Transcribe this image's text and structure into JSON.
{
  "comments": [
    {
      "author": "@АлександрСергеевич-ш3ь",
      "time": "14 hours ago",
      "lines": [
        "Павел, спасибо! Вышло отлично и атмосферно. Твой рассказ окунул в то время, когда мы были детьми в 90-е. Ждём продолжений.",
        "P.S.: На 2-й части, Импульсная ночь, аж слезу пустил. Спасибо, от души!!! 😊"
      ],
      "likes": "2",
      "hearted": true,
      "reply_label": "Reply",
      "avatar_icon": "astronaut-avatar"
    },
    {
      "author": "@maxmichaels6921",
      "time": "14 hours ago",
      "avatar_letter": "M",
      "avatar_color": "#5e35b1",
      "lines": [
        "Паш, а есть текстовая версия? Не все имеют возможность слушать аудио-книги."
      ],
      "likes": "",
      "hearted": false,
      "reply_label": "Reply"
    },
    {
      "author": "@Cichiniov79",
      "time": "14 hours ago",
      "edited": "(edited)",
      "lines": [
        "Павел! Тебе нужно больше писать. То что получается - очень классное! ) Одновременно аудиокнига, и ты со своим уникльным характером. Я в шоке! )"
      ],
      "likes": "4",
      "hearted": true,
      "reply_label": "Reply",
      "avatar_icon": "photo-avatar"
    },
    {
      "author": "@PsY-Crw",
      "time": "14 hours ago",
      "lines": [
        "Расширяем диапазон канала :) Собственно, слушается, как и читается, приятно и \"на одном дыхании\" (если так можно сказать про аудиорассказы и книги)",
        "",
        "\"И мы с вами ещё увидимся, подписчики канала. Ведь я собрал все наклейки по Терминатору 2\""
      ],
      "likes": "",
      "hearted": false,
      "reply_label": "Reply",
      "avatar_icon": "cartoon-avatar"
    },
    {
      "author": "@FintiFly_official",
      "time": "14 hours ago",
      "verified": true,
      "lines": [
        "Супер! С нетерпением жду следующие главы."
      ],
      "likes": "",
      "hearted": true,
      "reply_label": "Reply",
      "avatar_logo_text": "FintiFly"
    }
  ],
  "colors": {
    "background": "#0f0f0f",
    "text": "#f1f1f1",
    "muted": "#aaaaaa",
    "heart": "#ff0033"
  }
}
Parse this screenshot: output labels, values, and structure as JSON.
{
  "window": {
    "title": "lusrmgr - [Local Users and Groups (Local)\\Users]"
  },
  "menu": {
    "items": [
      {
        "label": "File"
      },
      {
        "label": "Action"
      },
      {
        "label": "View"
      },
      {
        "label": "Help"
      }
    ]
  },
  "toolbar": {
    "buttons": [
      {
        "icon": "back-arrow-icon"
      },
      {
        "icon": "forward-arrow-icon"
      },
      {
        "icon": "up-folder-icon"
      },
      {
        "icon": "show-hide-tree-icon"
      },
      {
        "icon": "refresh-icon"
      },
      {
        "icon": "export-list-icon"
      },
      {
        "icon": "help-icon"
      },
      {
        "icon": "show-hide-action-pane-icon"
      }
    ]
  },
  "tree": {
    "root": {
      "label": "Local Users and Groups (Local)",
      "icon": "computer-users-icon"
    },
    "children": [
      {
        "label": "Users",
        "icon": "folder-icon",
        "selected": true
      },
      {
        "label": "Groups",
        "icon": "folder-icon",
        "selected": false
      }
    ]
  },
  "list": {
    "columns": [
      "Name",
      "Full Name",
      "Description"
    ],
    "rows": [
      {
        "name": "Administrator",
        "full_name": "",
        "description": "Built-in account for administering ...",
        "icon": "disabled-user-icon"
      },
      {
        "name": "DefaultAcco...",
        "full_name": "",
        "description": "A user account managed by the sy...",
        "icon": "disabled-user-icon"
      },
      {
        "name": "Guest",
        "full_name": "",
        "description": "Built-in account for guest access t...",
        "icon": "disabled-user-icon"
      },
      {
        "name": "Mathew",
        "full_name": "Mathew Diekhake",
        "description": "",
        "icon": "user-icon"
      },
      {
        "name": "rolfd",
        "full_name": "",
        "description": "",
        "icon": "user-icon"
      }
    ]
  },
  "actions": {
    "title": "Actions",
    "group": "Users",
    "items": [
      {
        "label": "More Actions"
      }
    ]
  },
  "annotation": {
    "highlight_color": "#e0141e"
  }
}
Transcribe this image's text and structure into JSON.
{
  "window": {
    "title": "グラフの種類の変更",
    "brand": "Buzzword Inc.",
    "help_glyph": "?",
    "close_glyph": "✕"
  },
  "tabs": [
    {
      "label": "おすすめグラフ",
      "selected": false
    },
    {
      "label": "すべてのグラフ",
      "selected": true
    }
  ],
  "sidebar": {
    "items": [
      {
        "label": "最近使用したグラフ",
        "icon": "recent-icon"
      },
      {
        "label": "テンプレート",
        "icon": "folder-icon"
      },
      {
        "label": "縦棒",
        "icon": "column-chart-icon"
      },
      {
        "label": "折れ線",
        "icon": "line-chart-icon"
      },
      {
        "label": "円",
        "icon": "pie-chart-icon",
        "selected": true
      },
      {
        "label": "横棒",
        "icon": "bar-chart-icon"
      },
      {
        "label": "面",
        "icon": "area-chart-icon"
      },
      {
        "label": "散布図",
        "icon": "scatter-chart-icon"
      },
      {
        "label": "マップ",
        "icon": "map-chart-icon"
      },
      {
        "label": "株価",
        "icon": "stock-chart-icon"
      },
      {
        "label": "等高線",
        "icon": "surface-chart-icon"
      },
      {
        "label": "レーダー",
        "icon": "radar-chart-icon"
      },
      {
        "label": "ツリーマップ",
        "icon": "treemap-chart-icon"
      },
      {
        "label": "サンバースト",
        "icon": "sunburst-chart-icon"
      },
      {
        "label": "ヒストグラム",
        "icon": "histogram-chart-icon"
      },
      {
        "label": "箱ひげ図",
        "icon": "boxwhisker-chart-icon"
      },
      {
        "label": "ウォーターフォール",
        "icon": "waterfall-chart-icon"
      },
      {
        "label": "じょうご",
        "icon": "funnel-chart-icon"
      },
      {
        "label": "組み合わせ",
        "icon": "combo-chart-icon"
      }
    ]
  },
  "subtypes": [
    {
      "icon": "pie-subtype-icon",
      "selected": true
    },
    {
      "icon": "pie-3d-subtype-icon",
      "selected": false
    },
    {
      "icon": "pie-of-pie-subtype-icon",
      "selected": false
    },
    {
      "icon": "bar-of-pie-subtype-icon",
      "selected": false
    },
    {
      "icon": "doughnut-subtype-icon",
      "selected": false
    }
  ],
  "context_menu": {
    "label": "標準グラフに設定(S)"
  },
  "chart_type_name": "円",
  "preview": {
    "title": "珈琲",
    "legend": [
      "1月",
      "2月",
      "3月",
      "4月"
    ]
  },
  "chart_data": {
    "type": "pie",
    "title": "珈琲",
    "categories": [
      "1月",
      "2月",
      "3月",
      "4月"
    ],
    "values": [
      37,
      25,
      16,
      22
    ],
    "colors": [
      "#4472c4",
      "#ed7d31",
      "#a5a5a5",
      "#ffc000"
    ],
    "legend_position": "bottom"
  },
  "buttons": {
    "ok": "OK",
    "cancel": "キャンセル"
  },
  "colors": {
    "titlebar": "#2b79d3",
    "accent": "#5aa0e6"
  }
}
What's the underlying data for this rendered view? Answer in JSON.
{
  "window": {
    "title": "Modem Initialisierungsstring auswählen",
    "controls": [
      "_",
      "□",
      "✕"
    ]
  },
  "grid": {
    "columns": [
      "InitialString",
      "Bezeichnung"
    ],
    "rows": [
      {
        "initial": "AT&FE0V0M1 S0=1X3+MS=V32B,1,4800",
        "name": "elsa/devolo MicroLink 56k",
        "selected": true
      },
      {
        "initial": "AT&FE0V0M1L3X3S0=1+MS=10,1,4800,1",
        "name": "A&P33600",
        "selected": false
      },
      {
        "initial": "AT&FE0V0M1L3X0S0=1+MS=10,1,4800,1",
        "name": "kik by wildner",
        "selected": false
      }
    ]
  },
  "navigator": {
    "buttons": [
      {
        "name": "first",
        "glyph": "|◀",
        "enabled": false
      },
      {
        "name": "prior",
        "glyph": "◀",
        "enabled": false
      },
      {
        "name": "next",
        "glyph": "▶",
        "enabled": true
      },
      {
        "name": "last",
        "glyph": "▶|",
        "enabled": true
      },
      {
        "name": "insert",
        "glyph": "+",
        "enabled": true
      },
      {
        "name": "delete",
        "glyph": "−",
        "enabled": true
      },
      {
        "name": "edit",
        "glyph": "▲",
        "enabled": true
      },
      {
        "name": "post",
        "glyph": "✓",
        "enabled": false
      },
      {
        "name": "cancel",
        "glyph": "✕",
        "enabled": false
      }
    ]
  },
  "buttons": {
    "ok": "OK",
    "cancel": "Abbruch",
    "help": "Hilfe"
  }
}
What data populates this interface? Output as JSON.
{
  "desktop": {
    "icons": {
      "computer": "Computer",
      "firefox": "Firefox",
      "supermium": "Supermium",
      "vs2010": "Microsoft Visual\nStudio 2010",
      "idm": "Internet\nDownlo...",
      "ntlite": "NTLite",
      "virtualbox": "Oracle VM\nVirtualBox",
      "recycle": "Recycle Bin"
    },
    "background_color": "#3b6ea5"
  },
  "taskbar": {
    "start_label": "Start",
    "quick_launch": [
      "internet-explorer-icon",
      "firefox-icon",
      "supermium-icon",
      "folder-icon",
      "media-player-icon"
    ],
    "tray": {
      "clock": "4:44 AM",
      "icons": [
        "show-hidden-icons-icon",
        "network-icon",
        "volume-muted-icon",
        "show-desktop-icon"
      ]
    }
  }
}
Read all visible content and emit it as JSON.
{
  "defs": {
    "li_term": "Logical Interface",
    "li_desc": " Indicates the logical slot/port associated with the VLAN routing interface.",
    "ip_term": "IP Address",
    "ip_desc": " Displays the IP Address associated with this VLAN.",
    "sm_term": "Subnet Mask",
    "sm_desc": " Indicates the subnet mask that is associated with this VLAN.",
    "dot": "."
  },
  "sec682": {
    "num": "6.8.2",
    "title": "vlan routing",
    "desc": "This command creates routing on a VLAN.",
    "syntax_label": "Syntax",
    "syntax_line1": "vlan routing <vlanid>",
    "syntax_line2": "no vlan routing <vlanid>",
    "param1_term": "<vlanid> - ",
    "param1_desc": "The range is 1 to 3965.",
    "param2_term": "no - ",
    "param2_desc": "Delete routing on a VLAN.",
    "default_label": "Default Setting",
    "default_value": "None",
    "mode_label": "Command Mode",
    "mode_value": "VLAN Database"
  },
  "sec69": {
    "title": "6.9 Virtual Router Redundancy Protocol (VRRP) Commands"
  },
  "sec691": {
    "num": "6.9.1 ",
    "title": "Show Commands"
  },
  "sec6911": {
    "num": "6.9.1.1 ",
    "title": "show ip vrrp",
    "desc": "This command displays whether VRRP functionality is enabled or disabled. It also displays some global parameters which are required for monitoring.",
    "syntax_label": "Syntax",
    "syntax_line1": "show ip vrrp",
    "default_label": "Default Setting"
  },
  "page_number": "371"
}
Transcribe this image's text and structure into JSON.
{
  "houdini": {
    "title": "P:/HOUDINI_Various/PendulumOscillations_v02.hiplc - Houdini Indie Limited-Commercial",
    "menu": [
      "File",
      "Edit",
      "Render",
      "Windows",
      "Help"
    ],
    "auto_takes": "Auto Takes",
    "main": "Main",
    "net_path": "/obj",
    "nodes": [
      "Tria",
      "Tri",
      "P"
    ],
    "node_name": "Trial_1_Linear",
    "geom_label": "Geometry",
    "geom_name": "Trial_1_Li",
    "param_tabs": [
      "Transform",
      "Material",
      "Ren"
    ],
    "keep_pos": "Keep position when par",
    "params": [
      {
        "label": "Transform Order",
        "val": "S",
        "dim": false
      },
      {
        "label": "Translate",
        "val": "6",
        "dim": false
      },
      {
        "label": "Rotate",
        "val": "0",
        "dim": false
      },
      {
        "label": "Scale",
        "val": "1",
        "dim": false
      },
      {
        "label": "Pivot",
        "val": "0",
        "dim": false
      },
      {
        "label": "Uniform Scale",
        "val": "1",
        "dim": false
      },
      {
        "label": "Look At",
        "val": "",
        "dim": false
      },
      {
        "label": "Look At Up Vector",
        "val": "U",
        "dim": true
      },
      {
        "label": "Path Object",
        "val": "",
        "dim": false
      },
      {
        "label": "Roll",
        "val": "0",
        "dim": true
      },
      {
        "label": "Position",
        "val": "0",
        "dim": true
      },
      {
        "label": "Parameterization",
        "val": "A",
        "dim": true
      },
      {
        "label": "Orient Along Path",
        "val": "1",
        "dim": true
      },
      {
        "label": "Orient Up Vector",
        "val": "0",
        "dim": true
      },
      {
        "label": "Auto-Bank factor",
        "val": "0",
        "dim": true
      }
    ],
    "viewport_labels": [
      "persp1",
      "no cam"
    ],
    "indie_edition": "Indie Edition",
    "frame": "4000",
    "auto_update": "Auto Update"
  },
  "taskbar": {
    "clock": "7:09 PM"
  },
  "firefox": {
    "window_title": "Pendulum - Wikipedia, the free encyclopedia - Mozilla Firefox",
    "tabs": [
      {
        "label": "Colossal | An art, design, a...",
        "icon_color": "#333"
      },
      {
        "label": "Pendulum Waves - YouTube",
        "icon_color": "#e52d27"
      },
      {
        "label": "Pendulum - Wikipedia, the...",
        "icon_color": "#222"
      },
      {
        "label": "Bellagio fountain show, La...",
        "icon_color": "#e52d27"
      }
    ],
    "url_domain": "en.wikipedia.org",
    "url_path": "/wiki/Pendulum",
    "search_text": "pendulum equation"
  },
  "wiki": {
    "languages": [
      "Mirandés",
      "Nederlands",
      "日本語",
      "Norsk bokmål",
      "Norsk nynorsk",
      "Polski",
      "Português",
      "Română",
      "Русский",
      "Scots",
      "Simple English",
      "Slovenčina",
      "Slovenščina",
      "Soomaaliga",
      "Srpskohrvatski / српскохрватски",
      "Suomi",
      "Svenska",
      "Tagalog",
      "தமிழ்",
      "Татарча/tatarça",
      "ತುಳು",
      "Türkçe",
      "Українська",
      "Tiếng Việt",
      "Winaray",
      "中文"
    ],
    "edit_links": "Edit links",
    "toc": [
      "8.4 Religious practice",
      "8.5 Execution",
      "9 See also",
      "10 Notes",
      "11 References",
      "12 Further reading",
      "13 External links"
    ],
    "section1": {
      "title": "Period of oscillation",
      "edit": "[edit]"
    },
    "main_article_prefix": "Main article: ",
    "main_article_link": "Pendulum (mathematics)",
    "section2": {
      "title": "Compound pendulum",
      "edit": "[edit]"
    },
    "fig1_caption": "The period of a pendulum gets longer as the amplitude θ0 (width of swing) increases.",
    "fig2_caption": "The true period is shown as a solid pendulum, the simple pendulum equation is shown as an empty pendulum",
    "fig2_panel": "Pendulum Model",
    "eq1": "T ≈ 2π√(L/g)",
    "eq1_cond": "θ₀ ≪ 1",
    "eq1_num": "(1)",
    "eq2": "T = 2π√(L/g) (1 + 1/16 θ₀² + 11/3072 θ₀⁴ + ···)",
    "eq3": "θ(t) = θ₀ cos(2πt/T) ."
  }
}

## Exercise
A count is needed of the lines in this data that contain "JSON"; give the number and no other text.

## Task response
7